Component data from apps and pages:
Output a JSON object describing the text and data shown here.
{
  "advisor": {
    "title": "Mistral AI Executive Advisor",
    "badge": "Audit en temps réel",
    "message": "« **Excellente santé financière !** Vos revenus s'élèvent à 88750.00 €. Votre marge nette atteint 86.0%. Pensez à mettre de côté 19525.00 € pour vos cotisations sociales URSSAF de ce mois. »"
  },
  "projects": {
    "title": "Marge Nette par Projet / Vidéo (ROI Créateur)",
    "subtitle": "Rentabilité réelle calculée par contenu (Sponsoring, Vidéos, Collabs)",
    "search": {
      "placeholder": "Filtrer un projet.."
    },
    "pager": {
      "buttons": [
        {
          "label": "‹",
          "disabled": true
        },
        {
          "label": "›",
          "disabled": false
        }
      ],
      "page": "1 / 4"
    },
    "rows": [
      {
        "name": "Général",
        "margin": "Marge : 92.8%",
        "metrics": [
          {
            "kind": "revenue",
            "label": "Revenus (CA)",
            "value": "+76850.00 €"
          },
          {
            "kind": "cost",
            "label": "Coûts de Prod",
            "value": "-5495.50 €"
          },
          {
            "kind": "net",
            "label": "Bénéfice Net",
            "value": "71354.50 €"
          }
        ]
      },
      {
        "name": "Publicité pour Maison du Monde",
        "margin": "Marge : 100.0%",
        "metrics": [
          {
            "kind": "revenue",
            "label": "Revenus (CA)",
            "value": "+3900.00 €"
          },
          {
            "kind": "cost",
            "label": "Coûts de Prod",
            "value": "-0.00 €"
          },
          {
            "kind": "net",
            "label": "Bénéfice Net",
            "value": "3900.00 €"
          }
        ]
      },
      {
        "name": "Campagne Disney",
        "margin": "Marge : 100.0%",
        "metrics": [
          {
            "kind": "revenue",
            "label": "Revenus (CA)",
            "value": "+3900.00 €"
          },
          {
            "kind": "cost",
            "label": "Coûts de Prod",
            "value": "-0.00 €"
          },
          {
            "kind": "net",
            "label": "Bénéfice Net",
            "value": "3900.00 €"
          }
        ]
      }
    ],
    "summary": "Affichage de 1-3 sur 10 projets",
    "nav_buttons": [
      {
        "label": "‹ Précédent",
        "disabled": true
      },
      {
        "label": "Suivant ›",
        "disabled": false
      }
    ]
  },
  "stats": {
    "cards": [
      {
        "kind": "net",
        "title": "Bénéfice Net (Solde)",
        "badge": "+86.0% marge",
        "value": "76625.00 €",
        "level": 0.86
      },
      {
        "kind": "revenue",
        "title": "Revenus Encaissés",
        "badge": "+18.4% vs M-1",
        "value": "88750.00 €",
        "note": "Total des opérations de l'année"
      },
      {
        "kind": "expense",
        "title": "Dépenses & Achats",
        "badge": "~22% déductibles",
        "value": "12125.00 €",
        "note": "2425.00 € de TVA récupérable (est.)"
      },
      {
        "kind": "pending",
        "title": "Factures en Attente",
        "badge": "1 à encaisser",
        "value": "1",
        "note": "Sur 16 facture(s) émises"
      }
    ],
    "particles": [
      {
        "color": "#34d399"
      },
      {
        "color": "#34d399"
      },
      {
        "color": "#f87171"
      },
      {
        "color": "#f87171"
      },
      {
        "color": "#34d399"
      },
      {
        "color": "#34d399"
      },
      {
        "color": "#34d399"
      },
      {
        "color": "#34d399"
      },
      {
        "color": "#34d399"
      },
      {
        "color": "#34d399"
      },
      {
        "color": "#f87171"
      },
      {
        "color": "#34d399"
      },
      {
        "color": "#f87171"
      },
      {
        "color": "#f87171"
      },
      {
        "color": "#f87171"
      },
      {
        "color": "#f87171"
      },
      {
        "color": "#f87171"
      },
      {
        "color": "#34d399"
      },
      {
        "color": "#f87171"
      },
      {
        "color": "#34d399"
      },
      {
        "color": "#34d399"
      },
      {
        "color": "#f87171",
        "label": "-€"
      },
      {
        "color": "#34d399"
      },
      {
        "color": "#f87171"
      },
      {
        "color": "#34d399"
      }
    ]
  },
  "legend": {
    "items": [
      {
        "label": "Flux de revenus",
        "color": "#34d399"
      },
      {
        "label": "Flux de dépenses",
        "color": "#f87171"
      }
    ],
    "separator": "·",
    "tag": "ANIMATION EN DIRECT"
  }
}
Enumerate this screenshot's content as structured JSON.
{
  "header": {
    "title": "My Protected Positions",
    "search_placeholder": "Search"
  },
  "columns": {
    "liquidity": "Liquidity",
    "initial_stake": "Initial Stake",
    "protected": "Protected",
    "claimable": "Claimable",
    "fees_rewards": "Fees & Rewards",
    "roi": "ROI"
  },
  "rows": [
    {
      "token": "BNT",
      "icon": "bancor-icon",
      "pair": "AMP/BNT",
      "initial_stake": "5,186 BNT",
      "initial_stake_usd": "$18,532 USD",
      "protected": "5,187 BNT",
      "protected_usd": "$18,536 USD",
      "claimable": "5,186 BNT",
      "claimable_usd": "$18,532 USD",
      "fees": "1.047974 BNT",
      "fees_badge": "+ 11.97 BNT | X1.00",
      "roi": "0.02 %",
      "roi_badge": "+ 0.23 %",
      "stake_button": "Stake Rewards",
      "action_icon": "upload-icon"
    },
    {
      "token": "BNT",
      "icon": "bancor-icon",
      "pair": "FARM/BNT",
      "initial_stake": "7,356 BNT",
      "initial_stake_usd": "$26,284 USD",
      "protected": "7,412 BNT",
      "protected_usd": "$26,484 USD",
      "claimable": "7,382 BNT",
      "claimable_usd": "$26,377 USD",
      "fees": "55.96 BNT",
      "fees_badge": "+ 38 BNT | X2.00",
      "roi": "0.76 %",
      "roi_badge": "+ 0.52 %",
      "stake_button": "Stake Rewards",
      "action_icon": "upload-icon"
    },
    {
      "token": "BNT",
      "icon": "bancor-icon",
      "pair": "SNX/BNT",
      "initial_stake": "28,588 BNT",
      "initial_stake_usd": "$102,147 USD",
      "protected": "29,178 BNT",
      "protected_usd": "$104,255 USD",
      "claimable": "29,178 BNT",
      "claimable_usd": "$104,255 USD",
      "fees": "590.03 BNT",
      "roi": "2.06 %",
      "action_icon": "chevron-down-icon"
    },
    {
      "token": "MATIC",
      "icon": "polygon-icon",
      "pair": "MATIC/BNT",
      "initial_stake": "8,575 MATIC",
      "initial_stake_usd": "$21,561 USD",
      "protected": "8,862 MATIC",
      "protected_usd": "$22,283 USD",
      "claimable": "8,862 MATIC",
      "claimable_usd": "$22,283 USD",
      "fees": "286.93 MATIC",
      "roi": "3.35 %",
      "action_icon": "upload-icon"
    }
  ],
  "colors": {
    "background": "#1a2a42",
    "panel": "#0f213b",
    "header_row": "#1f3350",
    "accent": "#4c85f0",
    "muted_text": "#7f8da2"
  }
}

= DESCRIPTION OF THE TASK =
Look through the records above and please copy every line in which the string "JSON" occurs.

= SOLUTION =
Output a JSON object describing the text and data shown here.
Enumerate this screenshot's content as structured JSON.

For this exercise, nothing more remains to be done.